Although Urbino is a few hours from major Italian cities, it’s surrounded by a number of beautiful small towns. Comparable to Ames, Urbino has a close-knit community feel and you can get to most places in town just by walking. The city is beautiful, and I got a view of the mountains and hills every day on the walk to classes. At night, the buildings light up, and it feels like a true Renaissance city.
Nothing beats taking a photojournalism course in Italy. Instead of sitting in a lecture, Dennis Chamberlin often took us outside on sunny days to take photos of the street life in Urbino. We also took trips to Florence, Siena, Rome and smaller towns nearby. Economics class in Ames doesn’t compare to art history taught in a Florentine museum. We also studied Italian, literature and political thought. I can’t wait to see how I can apply what I’ve learned to my future journalism career.
When I think of Italy I almost always think about the food and the food in Urbino did not disappoint. On the main hill leading to the center of Urbino there are two of the best pizza places I’ve been to. Every few weeks and on class trips we had group dinners where we were served a variety of pastas, cheeses, meats, vegetables and more. I always end up trying something new.
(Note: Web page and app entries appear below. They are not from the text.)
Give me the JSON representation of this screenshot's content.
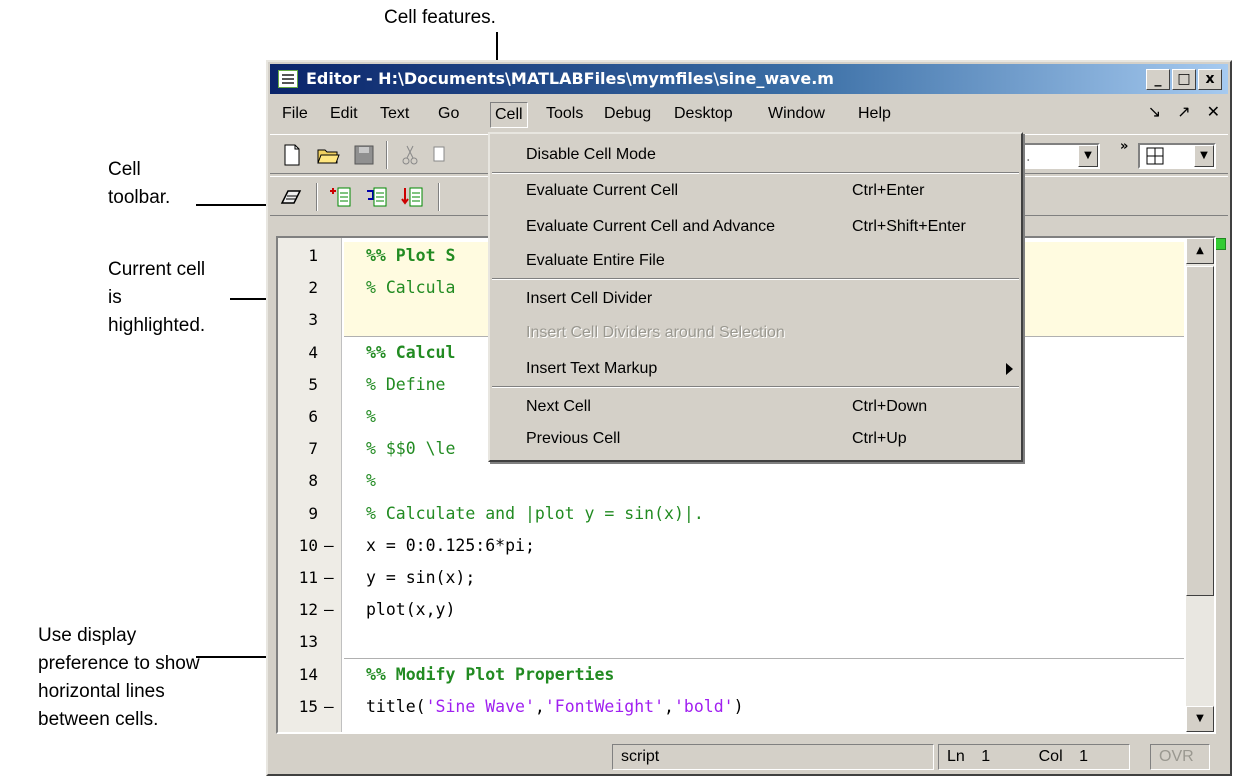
{
  "callouts": {
    "cell_features": "Cell features.",
    "cell_toolbar": [
      "Cell",
      "toolbar."
    ],
    "current_cell": [
      "Current cell",
      "is",
      "highlighted."
    ],
    "display_pref": [
      "Use display",
      "preference to show",
      "horizontal lines",
      "between cells."
    ]
  },
  "window": {
    "title": "Editor - H:\\Documents\\MATLABFiles\\mymfiles\\sine_wave.m",
    "controls": [
      "_",
      "□",
      "x"
    ]
  },
  "menubar": {
    "items": [
      "File",
      "Edit",
      "Text",
      "Go",
      "Cell",
      "Tools",
      "Debug",
      "Desktop",
      "Window",
      "Help"
    ],
    "active": "Cell",
    "right_controls": [
      "↘",
      "↗",
      "✕"
    ]
  },
  "toolbar": {
    "combo_text": "B...",
    "icons": [
      "new-file-icon",
      "open-folder-icon",
      "save-icon",
      "cut-icon",
      "copy-icon",
      "layout-grid-icon"
    ]
  },
  "cell_toolbar": {
    "icons": [
      "cell-eraser-icon",
      "insert-cell-divider-icon",
      "evaluate-cell-icon",
      "evaluate-advance-icon"
    ]
  },
  "editor": {
    "line_numbers": [
      "1",
      "2",
      "3",
      "4",
      "5",
      "6",
      "7",
      "8",
      "9",
      "10",
      "11",
      "12",
      "13",
      "14",
      "15"
    ],
    "executable_lines": [
      10,
      11,
      12,
      15
    ],
    "lines": [
      {
        "type": "cb",
        "text": "%% Plot S"
      },
      {
        "type": "cm",
        "text": "% Calcula"
      },
      {
        "type": "cm",
        "text": ""
      },
      {
        "type": "cb",
        "text": "%% Calcul"
      },
      {
        "type": "cm",
        "text": "% Define "
      },
      {
        "type": "cm",
        "text": "%"
      },
      {
        "type": "cm",
        "text": "% $$0 \\le"
      },
      {
        "type": "cm",
        "text": "%"
      },
      {
        "type": "cm",
        "text": "% Calculate and |plot y = sin(x)|."
      },
      {
        "type": "code",
        "text": "x = 0:0.125:6*pi;"
      },
      {
        "type": "code",
        "text": "y = sin(x);"
      },
      {
        "type": "code",
        "text": "plot(x,y)"
      },
      {
        "type": "code",
        "text": ""
      },
      {
        "type": "cb",
        "text": "%% Modify Plot Properties"
      },
      {
        "type": "mixed",
        "parts": [
          "title(",
          "'Sine Wave'",
          ",",
          "'FontWeight'",
          ",",
          "'bold'",
          ")"
        ]
      }
    ]
  },
  "cell_menu": {
    "items": [
      {
        "label": "Disable Cell Mode",
        "shortcut": ""
      },
      {
        "label": "Evaluate Current Cell",
        "shortcut": "Ctrl+Enter"
      },
      {
        "label": "Evaluate Current Cell and Advance",
        "shortcut": "Ctrl+Shift+Enter"
      },
      {
        "label": "Evaluate Entire File",
        "shortcut": ""
      },
      {
        "label": "Insert Cell Divider",
        "shortcut": ""
      },
      {
        "label": "Insert Cell Dividers around Selection",
        "shortcut": ""
      },
      {
        "label": "Insert Text Markup",
        "shortcut": ""
      },
      {
        "label": "Next Cell",
        "shortcut": "Ctrl+Down"
      },
      {
        "label": "Previous Cell",
        "shortcut": "Ctrl+Up"
      }
    ]
  },
  "statusbar": {
    "mode": "script",
    "ln_label": "Ln",
    "ln_value": "1",
    "col_label": "Col",
    "col_value": "1",
    "ovr": "OVR"
  }
}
After living in Urbino a few months, I became a familiar face at many cafés, restaurants and gelato shops. Despite the language barrier, the people in Urbino always try their best to understand you. My favorite memories are from Mama’s café where Mario greeted me almost every morning with a smile and a fresh chocolate croissant and from Sugar café where the owner, Giovanni Garbugli, always made us feel welcome and even made us dinner some nights.
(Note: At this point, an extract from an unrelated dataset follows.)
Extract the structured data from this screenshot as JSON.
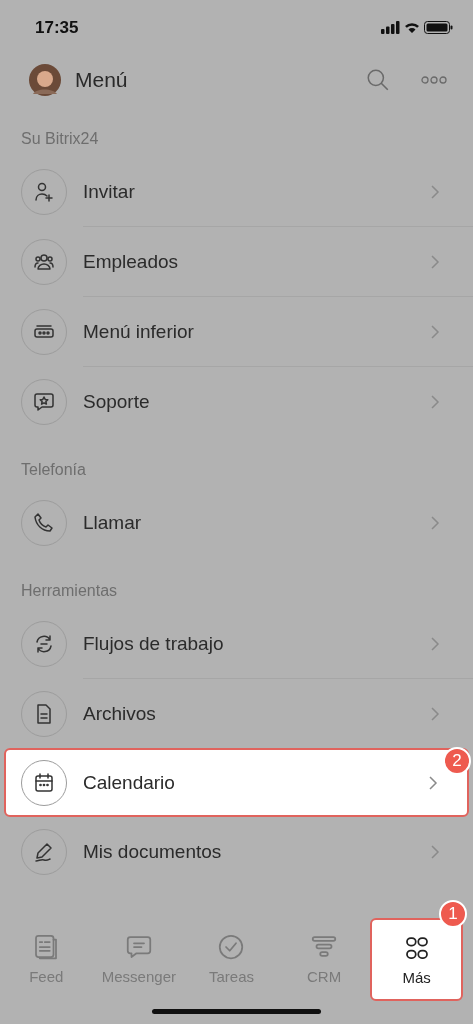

I have to admit that studying abroad can be nerve-racking. You’re often leaving behind your family and friends to go live in a foreign country. At first, I was worried about being lonely, but after a few days I found I connected right away with the other students on our trip. I didn’t realize they would all be just as nervous as me. Often, our group of 12 would go out to eat, hang out in each other’s rooms and walk to class together. After only a few months, I made some great friends whom I hope to stay connected back at Iowa State.
Of course you can travel to Europe from the United States, but chances are you won’t find a flight to Barcelona, Spain, for less than $50. I’m so thankful that studying in Urbino has given me the opportunity to explore Europe without going over budget. Even if you don’t want to leave the country, there are many beautiful places right in Italy that you can reach with a simple bus or train ride.
Sometimes change is scary, but in order to grow as a person it’s often necessary. Studying abroad in Urbino means a whole lot of change and while it may be intimidating, the experience makes it worth it. I grew to be more independent, I traveled places alone and I ate foods I never would’ve given a chance a year ago. Now that I’m home, Im thankful for this change and how it’s helped me learn more about myself.
This post is one in a series of blog posts written by Iowa State University students who studied abroad in Urbino, Italy, in spring 2018 with Dennis Chamberlin, Greenlee School associate professor. The program focuses on mobile image making, Italian language, Renaissance art history and literature and the history of food and culture. The Greenlee School of Journalism and Communication will offer the program in collaboration with LAS Study Abroad in spring 2020.